Physical Activity for Older Adults Significant health benefits are seen in adults aged 65 years and older who participate in regular physical activity. The 2008 Physical Activity Guidelines recommend older adults to incorporate aerobic activity, muscle-strengthening activity, and balance training for older adults at risk for falls. Try to avoid inactivity because some health benefits can occur with any amount of physical activity gain. What is Normal Cognitive Aging? Everyone experiences a “senior moment” as they get older. Episodes of misplacing keys or forgetting an acquaintance’s last name doesn’t necessarily signal a brain disease. We asked Denise Park, director of research at the Center for Vital Longevity and chair in Behavioral and Brain Sciences at the University of Texas at Dallas, what happens to the brain and cognition as we simply get older and what we can do to mitigate the effects of it. How does the brain change as it ages? The brain shrinks, or loses volume, with age, primarily in the frontoparietal and hippocampal regions.

Free Memory Loss Tests - MemoryHealthCheck Test your memory health and function with these free online screening tests: Short term memory is the ability to form and retain very recent memories, such as what you had for breakfast this morning, and recalling details from a news article that you read 10 minutes ago. Try out these short term memory tests: When people become concerned about “short term memory loss”, they are typically referring to real or perceived impairments in the ability to form new episodic and semantic memories. Working memory is the capacity to hold small amounts of information in an active, easily accessible state. Cognitive Functioning Differences Between Physically Active and Sedentary Older Adults - IOS Press Abstract Older adults engaging in regular physical activity can help create a buffer toward cognitive decline. The main aim of this study was to assess the effects of physical activity and cognitive functioning on a sample of young-old and old-old physically active adults and young-old and old-old sedentary adults.

United Nations The world’s population is ageing: virtually every country in the world is experiencing growth in the number and proportion of older persons in their population. Population ageing is poised to become one of the most significant social transformations of the twenty-first century, with implications for nearly all sectors of society, including labour and financial markets, the demand for goods and services, such as housing, transportation and social protection, as well as family structures and intergenerational ties. Older persons are increasingly seen as contributors to development, whose abilities to act for the betterment of themselves and their societies should be woven into policies and programmes at all levels. In the coming decades, many countries are likely to face fiscal and political pressures in relation to public systems of health care, pensions and social protections for a growing older population.

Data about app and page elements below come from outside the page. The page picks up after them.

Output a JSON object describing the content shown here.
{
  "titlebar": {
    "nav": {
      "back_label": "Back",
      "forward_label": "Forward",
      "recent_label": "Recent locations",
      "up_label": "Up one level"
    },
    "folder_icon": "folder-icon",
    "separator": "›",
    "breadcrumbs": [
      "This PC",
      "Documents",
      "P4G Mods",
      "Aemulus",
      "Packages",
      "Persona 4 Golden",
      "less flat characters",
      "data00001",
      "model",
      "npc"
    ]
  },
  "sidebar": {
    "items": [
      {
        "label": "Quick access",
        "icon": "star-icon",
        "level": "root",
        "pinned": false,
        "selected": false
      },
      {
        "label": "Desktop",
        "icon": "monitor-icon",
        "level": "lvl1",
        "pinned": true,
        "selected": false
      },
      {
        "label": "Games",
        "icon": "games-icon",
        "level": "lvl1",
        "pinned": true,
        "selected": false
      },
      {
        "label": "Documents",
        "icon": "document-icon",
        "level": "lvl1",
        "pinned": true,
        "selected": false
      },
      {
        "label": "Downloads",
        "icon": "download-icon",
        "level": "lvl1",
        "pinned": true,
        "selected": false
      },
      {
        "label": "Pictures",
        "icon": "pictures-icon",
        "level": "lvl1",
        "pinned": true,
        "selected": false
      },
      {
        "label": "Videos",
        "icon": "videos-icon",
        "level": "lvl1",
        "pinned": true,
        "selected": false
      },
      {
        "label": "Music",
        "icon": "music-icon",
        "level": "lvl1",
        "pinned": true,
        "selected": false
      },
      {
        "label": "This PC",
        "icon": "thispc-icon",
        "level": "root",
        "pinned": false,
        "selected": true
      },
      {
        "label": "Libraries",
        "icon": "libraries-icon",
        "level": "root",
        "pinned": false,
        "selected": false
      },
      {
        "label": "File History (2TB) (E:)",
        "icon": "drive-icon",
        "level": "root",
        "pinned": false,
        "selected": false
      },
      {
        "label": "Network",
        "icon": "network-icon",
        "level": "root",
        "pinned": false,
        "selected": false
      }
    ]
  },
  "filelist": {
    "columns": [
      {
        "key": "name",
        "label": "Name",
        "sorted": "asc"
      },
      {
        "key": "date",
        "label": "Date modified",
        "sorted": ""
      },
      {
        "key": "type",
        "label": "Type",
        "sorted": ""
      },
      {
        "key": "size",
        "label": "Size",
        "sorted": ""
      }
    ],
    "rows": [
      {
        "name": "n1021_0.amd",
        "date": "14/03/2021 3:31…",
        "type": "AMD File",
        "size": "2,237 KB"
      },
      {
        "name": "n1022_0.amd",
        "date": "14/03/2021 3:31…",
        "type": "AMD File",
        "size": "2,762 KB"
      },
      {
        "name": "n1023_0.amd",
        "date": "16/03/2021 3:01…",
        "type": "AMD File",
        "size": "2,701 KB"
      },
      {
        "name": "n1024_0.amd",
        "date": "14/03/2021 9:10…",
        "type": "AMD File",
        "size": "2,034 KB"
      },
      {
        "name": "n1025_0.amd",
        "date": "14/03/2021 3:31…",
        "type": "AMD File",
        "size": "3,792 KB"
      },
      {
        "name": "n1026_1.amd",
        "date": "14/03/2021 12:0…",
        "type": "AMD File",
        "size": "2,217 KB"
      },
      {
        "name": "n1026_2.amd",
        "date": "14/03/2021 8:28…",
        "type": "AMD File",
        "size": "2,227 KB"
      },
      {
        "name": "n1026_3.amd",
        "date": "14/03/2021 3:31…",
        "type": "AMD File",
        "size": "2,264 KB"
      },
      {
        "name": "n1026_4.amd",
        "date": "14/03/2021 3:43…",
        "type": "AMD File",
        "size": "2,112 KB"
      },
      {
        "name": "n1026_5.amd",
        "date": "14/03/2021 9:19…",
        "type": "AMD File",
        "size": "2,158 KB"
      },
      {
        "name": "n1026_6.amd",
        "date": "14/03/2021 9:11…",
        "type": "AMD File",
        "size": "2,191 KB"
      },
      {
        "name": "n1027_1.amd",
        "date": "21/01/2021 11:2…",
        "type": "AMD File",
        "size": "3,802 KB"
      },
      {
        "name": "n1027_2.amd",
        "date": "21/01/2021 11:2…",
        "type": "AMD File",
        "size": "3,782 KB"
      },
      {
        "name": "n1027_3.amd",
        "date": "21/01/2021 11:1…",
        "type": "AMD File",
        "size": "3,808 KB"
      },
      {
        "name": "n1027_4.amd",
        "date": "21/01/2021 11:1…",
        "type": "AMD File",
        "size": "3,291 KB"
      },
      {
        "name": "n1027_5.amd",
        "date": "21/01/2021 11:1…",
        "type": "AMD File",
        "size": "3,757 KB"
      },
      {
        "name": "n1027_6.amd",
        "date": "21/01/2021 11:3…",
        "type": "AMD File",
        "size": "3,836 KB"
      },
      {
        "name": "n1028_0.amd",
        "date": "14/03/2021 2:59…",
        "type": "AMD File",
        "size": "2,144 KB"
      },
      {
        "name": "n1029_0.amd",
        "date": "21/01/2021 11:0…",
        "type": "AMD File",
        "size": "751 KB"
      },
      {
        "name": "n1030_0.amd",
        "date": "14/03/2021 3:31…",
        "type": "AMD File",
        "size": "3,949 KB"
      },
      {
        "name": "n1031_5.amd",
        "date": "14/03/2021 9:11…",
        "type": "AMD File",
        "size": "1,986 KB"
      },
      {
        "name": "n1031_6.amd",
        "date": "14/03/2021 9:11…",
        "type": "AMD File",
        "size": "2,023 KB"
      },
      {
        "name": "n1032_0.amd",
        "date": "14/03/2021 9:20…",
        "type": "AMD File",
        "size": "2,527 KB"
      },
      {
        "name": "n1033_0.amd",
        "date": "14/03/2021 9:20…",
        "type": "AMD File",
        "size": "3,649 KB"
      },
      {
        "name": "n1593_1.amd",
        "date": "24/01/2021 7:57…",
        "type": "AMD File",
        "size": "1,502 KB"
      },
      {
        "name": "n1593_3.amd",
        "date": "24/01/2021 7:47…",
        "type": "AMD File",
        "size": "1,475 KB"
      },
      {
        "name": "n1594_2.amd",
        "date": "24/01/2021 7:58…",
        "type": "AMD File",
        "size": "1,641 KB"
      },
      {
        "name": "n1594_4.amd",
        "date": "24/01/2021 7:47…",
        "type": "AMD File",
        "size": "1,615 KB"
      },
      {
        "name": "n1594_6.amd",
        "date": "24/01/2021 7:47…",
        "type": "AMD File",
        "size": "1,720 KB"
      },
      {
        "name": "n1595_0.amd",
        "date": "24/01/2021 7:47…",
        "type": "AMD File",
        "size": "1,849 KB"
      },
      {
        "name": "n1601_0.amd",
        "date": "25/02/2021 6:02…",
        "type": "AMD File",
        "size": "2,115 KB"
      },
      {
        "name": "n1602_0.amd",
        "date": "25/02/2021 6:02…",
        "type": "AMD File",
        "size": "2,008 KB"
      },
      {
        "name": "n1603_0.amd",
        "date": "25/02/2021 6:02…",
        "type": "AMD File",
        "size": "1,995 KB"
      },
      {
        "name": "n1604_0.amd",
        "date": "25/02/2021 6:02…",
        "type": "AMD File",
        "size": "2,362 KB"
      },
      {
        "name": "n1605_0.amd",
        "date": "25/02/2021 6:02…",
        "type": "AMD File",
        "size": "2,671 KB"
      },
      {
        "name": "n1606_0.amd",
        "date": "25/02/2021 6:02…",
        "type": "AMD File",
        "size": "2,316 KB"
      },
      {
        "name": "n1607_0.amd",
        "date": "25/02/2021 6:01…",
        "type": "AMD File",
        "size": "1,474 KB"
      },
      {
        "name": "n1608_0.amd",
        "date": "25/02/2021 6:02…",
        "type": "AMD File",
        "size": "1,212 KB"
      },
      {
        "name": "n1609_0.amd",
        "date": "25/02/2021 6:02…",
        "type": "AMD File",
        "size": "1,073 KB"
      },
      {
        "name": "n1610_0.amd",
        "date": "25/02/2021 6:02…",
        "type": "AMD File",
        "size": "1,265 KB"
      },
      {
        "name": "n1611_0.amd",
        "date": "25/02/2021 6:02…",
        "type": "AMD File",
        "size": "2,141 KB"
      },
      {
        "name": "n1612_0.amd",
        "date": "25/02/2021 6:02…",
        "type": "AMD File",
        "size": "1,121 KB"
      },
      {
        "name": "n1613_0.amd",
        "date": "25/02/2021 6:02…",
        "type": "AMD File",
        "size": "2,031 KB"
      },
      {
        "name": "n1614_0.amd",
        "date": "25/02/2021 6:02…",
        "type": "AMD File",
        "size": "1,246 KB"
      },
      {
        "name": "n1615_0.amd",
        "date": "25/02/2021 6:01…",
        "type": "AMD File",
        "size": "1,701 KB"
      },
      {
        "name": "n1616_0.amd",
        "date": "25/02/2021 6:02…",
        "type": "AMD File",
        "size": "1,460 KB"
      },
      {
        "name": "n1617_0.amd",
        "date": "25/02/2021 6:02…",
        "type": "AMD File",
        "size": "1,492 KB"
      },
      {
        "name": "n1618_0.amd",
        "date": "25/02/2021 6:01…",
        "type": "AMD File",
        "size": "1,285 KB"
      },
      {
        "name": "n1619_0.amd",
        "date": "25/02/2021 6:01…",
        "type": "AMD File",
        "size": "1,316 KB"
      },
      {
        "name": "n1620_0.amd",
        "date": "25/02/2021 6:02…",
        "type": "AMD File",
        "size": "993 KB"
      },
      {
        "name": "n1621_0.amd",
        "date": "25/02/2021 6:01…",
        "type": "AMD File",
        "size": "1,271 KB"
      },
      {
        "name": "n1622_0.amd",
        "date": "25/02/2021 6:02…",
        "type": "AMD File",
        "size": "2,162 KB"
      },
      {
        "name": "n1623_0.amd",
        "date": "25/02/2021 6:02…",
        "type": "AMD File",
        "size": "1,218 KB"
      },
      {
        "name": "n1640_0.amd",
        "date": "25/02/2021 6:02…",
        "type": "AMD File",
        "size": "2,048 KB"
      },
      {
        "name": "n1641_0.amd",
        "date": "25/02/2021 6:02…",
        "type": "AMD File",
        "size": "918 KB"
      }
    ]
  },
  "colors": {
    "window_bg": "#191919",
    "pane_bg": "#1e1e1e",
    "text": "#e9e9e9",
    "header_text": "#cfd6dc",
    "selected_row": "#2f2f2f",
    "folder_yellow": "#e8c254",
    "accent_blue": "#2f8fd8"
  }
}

Staying Safe During Exercise & Physical Activity for older adults Almost anyone, at any age, can exercise safely and get meaningful benefits. You can be active even if you have a chronic condition, like heart disease, diabetes, or arthritis. Staying safe while you exercise is always important, whether you’re just starting a new activity or haven’t been active for a long time. To play it safe and reduce your risk of injury: Begin your exercise program slowly with low-intensity exercises.Wear appropriate shoes for your activity.Warm up before exercising, and cool down afterward.Pay attention to your surroundings when exercising outdoors.Drink water before, during, and after your workout session, even if you don’t feel thirsty.Dress appropriately for the temperature outdoors, or opt for an indoor activity if it’s very hot or cold.If you have specific health conditions, discuss your exercise and physical activity plan with your health care provider. Endurance.